Material for the task Block Start

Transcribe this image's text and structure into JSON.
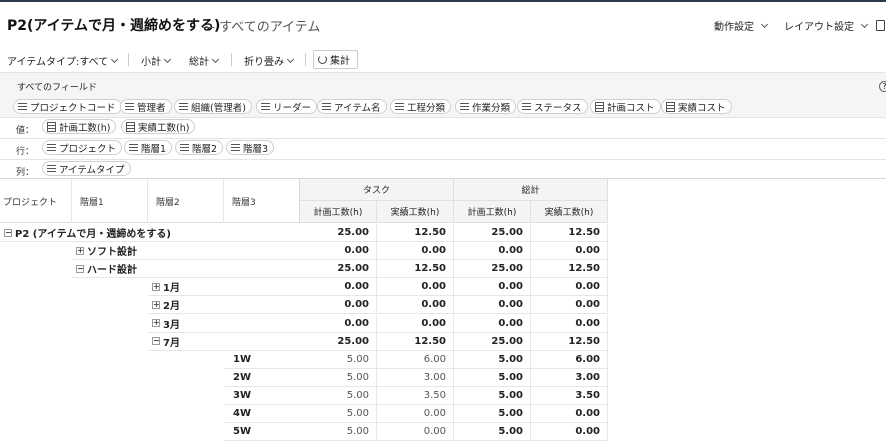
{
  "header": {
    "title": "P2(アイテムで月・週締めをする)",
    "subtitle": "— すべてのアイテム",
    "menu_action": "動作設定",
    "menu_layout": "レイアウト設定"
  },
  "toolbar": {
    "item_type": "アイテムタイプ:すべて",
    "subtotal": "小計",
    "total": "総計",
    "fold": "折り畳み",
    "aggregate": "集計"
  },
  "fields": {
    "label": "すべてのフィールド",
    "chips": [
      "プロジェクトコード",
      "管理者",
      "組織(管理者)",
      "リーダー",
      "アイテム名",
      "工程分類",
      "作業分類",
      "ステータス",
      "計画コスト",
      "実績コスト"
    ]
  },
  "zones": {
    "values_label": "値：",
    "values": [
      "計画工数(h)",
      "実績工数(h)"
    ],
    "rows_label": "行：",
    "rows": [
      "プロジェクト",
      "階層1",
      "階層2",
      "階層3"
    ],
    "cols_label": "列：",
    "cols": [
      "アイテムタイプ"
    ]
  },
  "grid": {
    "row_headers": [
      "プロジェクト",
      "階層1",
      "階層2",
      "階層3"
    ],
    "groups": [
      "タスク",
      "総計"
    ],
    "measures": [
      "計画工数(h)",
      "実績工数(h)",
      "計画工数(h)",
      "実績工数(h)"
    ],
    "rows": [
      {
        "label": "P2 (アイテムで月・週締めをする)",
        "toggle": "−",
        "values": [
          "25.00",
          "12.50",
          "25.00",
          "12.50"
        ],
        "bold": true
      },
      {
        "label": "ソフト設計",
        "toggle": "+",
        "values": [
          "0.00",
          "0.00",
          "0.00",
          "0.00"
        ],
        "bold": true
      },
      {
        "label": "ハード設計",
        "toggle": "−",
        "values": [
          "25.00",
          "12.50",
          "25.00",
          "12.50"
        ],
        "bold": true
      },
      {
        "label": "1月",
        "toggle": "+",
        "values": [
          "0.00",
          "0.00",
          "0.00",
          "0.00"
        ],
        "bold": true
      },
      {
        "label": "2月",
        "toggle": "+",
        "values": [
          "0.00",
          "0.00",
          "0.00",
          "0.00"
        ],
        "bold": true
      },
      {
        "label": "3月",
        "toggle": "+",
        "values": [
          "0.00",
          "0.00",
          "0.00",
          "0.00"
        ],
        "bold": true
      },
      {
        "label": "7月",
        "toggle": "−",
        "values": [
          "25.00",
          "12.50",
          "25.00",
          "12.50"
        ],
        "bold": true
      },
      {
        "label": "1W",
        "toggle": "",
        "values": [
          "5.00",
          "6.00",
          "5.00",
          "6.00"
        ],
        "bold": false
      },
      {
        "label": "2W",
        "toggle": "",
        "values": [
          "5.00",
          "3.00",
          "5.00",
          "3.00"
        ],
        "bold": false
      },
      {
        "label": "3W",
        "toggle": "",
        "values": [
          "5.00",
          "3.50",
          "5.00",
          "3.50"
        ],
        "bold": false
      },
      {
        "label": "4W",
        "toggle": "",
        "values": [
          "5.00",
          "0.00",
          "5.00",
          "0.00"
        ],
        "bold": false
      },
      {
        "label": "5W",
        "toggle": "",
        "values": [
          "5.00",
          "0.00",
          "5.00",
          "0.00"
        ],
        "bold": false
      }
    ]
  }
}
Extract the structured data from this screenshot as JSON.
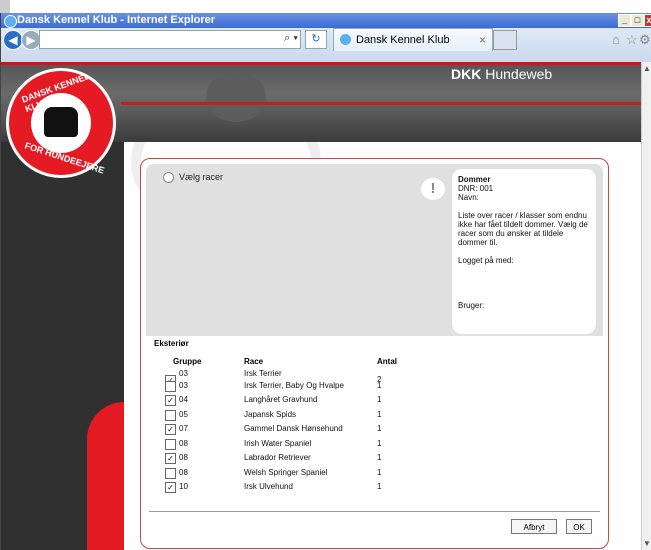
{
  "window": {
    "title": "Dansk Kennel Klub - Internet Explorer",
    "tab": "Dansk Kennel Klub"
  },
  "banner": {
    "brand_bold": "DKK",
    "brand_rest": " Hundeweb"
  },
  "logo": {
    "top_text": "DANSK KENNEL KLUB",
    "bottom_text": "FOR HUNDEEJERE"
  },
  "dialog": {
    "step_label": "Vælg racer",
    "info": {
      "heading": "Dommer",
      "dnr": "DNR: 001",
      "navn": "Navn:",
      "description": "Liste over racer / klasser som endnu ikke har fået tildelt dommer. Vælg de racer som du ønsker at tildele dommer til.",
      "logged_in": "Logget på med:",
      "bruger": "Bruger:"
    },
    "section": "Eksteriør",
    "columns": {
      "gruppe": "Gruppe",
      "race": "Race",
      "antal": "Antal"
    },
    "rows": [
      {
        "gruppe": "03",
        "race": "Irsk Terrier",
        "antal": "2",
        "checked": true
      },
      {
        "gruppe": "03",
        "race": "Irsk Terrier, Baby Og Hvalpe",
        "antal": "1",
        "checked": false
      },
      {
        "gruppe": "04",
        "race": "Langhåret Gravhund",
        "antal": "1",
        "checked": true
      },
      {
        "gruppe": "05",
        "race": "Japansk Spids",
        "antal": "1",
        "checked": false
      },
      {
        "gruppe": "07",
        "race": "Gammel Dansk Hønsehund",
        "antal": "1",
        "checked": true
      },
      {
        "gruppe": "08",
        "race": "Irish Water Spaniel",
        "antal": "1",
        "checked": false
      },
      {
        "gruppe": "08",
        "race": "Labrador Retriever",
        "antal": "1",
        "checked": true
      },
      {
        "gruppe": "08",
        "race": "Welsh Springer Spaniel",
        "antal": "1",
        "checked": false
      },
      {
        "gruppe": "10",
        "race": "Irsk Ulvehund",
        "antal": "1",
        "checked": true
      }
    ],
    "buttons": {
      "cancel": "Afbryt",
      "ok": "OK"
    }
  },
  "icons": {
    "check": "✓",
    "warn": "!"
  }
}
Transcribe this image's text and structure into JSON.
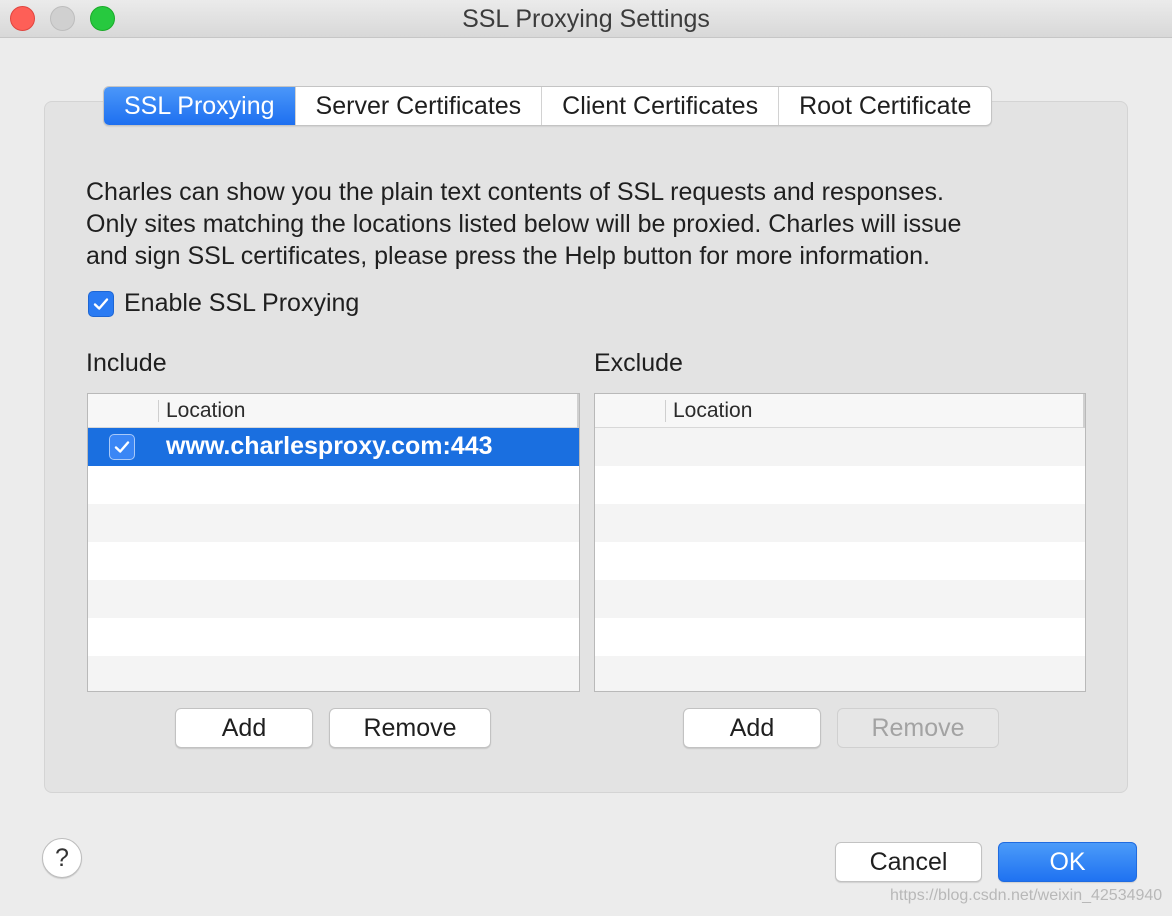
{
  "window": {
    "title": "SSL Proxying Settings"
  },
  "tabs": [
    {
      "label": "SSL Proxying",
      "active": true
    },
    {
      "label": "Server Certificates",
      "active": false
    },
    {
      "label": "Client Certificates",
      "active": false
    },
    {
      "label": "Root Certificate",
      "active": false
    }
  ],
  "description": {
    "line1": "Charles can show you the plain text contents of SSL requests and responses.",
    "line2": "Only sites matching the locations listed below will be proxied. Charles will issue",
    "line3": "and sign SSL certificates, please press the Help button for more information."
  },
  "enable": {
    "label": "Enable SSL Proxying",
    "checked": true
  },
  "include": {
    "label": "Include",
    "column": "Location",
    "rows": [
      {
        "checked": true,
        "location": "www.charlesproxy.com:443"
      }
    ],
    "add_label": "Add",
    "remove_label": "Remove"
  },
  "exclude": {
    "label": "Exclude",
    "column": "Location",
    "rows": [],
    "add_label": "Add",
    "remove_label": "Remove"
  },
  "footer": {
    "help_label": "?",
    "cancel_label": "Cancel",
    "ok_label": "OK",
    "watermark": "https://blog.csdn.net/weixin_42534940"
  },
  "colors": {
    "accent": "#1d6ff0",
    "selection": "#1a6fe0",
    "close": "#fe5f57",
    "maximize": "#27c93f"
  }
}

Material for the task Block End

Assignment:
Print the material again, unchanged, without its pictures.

Your response:
Transcribe this image's text and structure into JSON.
{
  "header": {
    "title": "P2(アイテムで月・週締めをする)",
    "subtitle": "— すべてのアイテム",
    "menu_action": "動作設定",
    "menu_layout": "レイアウト設定"
  },
  "toolbar": {
    "item_type": "アイテムタイプ:すべて",
    "subtotal": "小計",
    "total": "総計",
    "fold": "折り畳み",
    "aggregate": "集計"
  },
  "fields": {
    "label": "すべてのフィールド",
    "chips": [
      "プロジェクトコード",
      "管理者",
      "組織(管理者)",
      "リーダー",
      "アイテム名",
      "工程分類",
      "作業分類",
      "ステータス",
      "計画コスト",
      "実績コスト"
    ]
  },
  "zones": {
    "values_label": "値：",
    "values": [
      "計画工数(h)",
      "実績工数(h)"
    ],
    "rows_label": "行：",
    "rows": [
      "プロジェクト",
      "階層1",
      "階層2",
      "階層3"
    ],
    "cols_label": "列：",
    "cols": [
      "アイテムタイプ"
    ]
  },
  "grid": {
    "row_headers": [
      "プロジェクト",
      "階層1",
      "階層2",
      "階層3"
    ],
    "groups": [
      "タスク",
      "総計"
    ],
    "measures": [
      "計画工数(h)",
      "実績工数(h)",
      "計画工数(h)",
      "実績工数(h)"
    ],
    "rows": [
      {
        "label": "P2 (アイテムで月・週締めをする)",
        "toggle": "−",
        "values": [
          "25.00",
          "12.50",
          "25.00",
          "12.50"
        ],
        "bold": true
      },
      {
        "label": "ソフト設計",
        "toggle": "+",
        "values": [
          "0.00",
          "0.00",
          "0.00",
          "0.00"
        ],
        "bold": true
      },
      {
        "label": "ハード設計",
        "toggle": "−",
        "values": [
          "25.00",
          "12.50",
          "25.00",
          "12.50"
        ],
        "bold": true
      },
      {
        "label": "1月",
        "toggle": "+",
        "values": [
          "0.00",
          "0.00",
          "0.00",
          "0.00"
        ],
        "bold": true
      },
      {
        "label": "2月",
        "toggle": "+",
        "values": [
          "0.00",
          "0.00",
          "0.00",
          "0.00"
        ],
        "bold": true
      },
      {
        "label": "3月",
        "toggle": "+",
        "values": [
          "0.00",
          "0.00",
          "0.00",
          "0.00"
        ],
        "bold": true
      },
      {
        "label": "7月",
        "toggle": "−",
        "values": [
          "25.00",
          "12.50",
          "25.00",
          "12.50"
        ],
        "bold": true
      },
      {
        "label": "1W",
        "toggle": "",
        "values": [
          "5.00",
          "6.00",
          "5.00",
          "6.00"
        ],
        "bold": false
      },
      {
        "label": "2W",
        "toggle": "",
        "values": [
          "5.00",
          "3.00",
          "5.00",
          "3.00"
        ],
        "bold": false
      },
      {
        "label": "3W",
        "toggle": "",
        "values": [
          "5.00",
          "3.50",
          "5.00",
          "3.50"
        ],
        "bold": false
      },
      {
        "label": "4W",
        "toggle": "",
        "values": [
          "5.00",
          "0.00",
          "5.00",
          "0.00"
        ],
        "bold": false
      },
      {
        "label": "5W",
        "toggle": "",
        "values": [
          "5.00",
          "0.00",
          "5.00",
          "0.00"
        ],
        "bold": false
      }
    ]
  }
}
Extract the structured data from this screenshot as JSON.
{
  "window": {
    "title": "Dansk Kennel Klub - Internet Explorer",
    "tab": "Dansk Kennel Klub"
  },
  "banner": {
    "brand_bold": "DKK",
    "brand_rest": " Hundeweb"
  },
  "logo": {
    "top_text": "DANSK KENNEL KLUB",
    "bottom_text": "FOR HUNDEEJERE"
  },
  "dialog": {
    "step_label": "Vælg racer",
    "info": {
      "heading": "Dommer",
      "dnr": "DNR: 001",
      "navn": "Navn:",
      "description": "Liste over racer / klasser som endnu ikke har fået tildelt dommer. Vælg de racer som du ønsker at tildele dommer til.",
      "logged_in": "Logget på med:",
      "bruger": "Bruger:"
    },
    "section": "Eksteriør",
    "columns": {
      "gruppe": "Gruppe",
      "race": "Race",
      "antal": "Antal"
    },
    "rows": [
      {
        "gruppe": "03",
        "race": "Irsk Terrier",
        "antal": "2",
        "checked": true
      },
      {
        "gruppe": "03",
        "race": "Irsk Terrier, Baby Og Hvalpe",
        "antal": "1",
        "checked": false
      },
      {
        "gruppe": "04",
        "race": "Langhåret Gravhund",
        "antal": "1",
        "checked": true
      },
      {
        "gruppe": "05",
        "race": "Japansk Spids",
        "antal": "1",
        "checked": false
      },
      {
        "gruppe": "07",
        "race": "Gammel Dansk Hønsehund",
        "antal": "1",
        "checked": true
      },
      {
        "gruppe": "08",
        "race": "Irish Water Spaniel",
        "antal": "1",
        "checked": false
      },
      {
        "gruppe": "08",
        "race": "Labrador Retriever",
        "antal": "1",
        "checked": true
      },
      {
        "gruppe": "08",
        "race": "Welsh Springer Spaniel",
        "antal": "1",
        "checked": false
      },
      {
        "gruppe": "10",
        "race": "Irsk Ulvehund",
        "antal": "1",
        "checked": true
      }
    ],
    "buttons": {
      "cancel": "Afbryt",
      "ok": "OK"
    }
  },
  "icons": {
    "check": "✓",
    "warn": "!"
  }
}
Transcribe this image's text and structure into JSON.
{
  "window": {
    "title": "SSL Proxying Settings"
  },
  "tabs": [
    {
      "label": "SSL Proxying",
      "active": true
    },
    {
      "label": "Server Certificates",
      "active": false
    },
    {
      "label": "Client Certificates",
      "active": false
    },
    {
      "label": "Root Certificate",
      "active": false
    }
  ],
  "description": {
    "line1": "Charles can show you the plain text contents of SSL requests and responses.",
    "line2": "Only sites matching the locations listed below will be proxied. Charles will issue",
    "line3": "and sign SSL certificates, please press the Help button for more information."
  },
  "enable": {
    "label": "Enable SSL Proxying",
    "checked": true
  },
  "include": {
    "label": "Include",
    "column": "Location",
    "rows": [
      {
        "checked": true,
        "location": "www.charlesproxy.com:443"
      }
    ],
    "add_label": "Add",
    "remove_label": "Remove"
  },
  "exclude": {
    "label": "Exclude",
    "column": "Location",
    "rows": [],
    "add_label": "Add",
    "remove_label": "Remove"
  },
  "footer": {
    "help_label": "?",
    "cancel_label": "Cancel",
    "ok_label": "OK",
    "watermark": "https://blog.csdn.net/weixin_42534940"
  },
  "colors": {
    "accent": "#1d6ff0",
    "selection": "#1a6fe0",
    "close": "#fe5f57",
    "maximize": "#27c93f"
  }
}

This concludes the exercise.